The task
An exact copy of every entry is the answer here, with no pictures.

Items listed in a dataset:
*-*-*

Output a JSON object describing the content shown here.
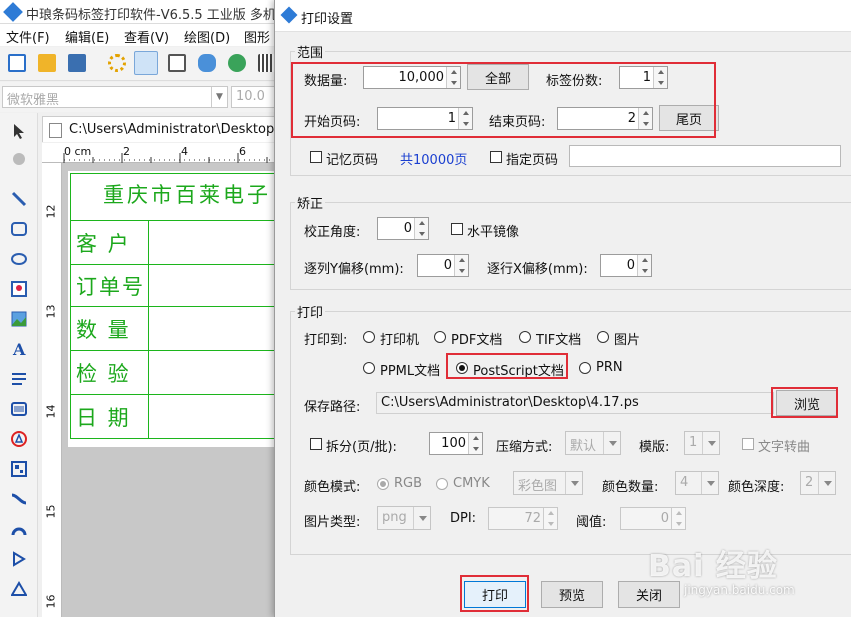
{
  "app": {
    "title": "中琅条码标签打印软件-V6.5.5 工业版 多机",
    "menu": [
      "文件(F)",
      "编辑(E)",
      "查看(V)",
      "绘图(D)",
      "图形"
    ],
    "font_name": "微软雅黑",
    "font_size": "10.0",
    "doc_tab": "C:\\Users\\Administrator\\Desktop\\",
    "ruler_h": [
      "0 cm",
      "2",
      "4",
      "6"
    ],
    "ruler_v": [
      "12",
      "13",
      "14",
      "15",
      "16"
    ],
    "label": {
      "title": "重庆市百莱电子",
      "rows": [
        "客 户",
        "订单号",
        "数 量",
        "检 验",
        "日 期"
      ]
    }
  },
  "dialog": {
    "title": "打印设置",
    "range": {
      "group_title": "范围",
      "data_count_label": "数据量:",
      "data_count": "10,000",
      "all_button": "全部",
      "copies_label": "标签份数:",
      "copies": "1",
      "start_page_label": "开始页码:",
      "start_page": "1",
      "end_page_label": "结束页码:",
      "end_page": "2",
      "last_page_button": "尾页",
      "remember_page": "记忆页码",
      "total_pages": "共10000页",
      "specify_page": "指定页码",
      "specify_page_value": ""
    },
    "correct": {
      "group_title": "矫正",
      "angle_label": "校正角度:",
      "angle": "0",
      "mirror": "水平镜像",
      "y_offset_label": "逐列Y偏移(mm):",
      "y_offset": "0",
      "x_offset_label": "逐行X偏移(mm):",
      "x_offset": "0"
    },
    "print": {
      "group_title": "打印",
      "print_to_label": "打印到:",
      "targets": [
        "打印机",
        "PDF文档",
        "TIF文档",
        "图片",
        "PPML文档",
        "PostScript文档",
        "PRN"
      ],
      "selected_target": "PostScript文档",
      "save_path_label": "保存路径:",
      "save_path": "C:\\Users\\Administrator\\Desktop\\4.17.ps",
      "browse_button": "浏览",
      "split_label": "拆分(页/批):",
      "split_value": "100",
      "compress_label": "压缩方式:",
      "compress_value": "默认",
      "template_label": "模版:",
      "template_value": "1",
      "text_to_curve": "文字转曲",
      "color_mode_label": "颜色模式:",
      "color_rgb": "RGB",
      "color_cmyk": "CMYK",
      "color_map": "彩色图",
      "color_count_label": "颜色数量:",
      "color_count": "4",
      "color_depth_label": "颜色深度:",
      "color_depth": "2",
      "image_type_label": "图片类型:",
      "image_type": "png",
      "dpi_label": "DPI:",
      "dpi": "72",
      "threshold_label": "阈值:",
      "threshold": "0"
    },
    "buttons": {
      "print": "打印",
      "preview": "预览",
      "close": "关闭"
    }
  },
  "watermark": {
    "main": "Bai 经验",
    "sub": "jingyan.baidu.com"
  },
  "colors": {
    "highlight_red": "#e02d37",
    "label_green": "#1ca81c",
    "total_pages_blue": "#1a3fd0"
  }
}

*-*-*

Reply
Output a JSON object describing the content shown here.
{
  "app": {
    "title": "中琅条码标签打印软件-V6.5.5 工业版 多机",
    "menu": [
      "文件(F)",
      "编辑(E)",
      "查看(V)",
      "绘图(D)",
      "图形"
    ],
    "font_name": "微软雅黑",
    "font_size": "10.0",
    "doc_tab": "C:\\Users\\Administrator\\Desktop\\",
    "ruler_h": [
      "0 cm",
      "2",
      "4",
      "6"
    ],
    "ruler_v": [
      "12",
      "13",
      "14",
      "15",
      "16"
    ],
    "label": {
      "title": "重庆市百莱电子",
      "rows": [
        "客 户",
        "订单号",
        "数 量",
        "检 验",
        "日 期"
      ]
    }
  },
  "dialog": {
    "title": "打印设置",
    "range": {
      "group_title": "范围",
      "data_count_label": "数据量:",
      "data_count": "10,000",
      "all_button": "全部",
      "copies_label": "标签份数:",
      "copies": "1",
      "start_page_label": "开始页码:",
      "start_page": "1",
      "end_page_label": "结束页码:",
      "end_page": "2",
      "last_page_button": "尾页",
      "remember_page": "记忆页码",
      "total_pages": "共10000页",
      "specify_page": "指定页码",
      "specify_page_value": ""
    },
    "correct": {
      "group_title": "矫正",
      "angle_label": "校正角度:",
      "angle": "0",
      "mirror": "水平镜像",
      "y_offset_label": "逐列Y偏移(mm):",
      "y_offset": "0",
      "x_offset_label": "逐行X偏移(mm):",
      "x_offset": "0"
    },
    "print": {
      "group_title": "打印",
      "print_to_label": "打印到:",
      "targets": [
        "打印机",
        "PDF文档",
        "TIF文档",
        "图片",
        "PPML文档",
        "PostScript文档",
        "PRN"
      ],
      "selected_target": "PostScript文档",
      "save_path_label": "保存路径:",
      "save_path": "C:\\Users\\Administrator\\Desktop\\4.17.ps",
      "browse_button": "浏览",
      "split_label": "拆分(页/批):",
      "split_value": "100",
      "compress_label": "压缩方式:",
      "compress_value": "默认",
      "template_label": "模版:",
      "template_value": "1",
      "text_to_curve": "文字转曲",
      "color_mode_label": "颜色模式:",
      "color_rgb": "RGB",
      "color_cmyk": "CMYK",
      "color_map": "彩色图",
      "color_count_label": "颜色数量:",
      "color_count": "4",
      "color_depth_label": "颜色深度:",
      "color_depth": "2",
      "image_type_label": "图片类型:",
      "image_type": "png",
      "dpi_label": "DPI:",
      "dpi": "72",
      "threshold_label": "阈值:",
      "threshold": "0"
    },
    "buttons": {
      "print": "打印",
      "preview": "预览",
      "close": "关闭"
    }
  },
  "watermark": {
    "main": "Bai 经验",
    "sub": "jingyan.baidu.com"
  },
  "colors": {
    "highlight_red": "#e02d37",
    "label_green": "#1ca81c",
    "total_pages_blue": "#1a3fd0"
  }
}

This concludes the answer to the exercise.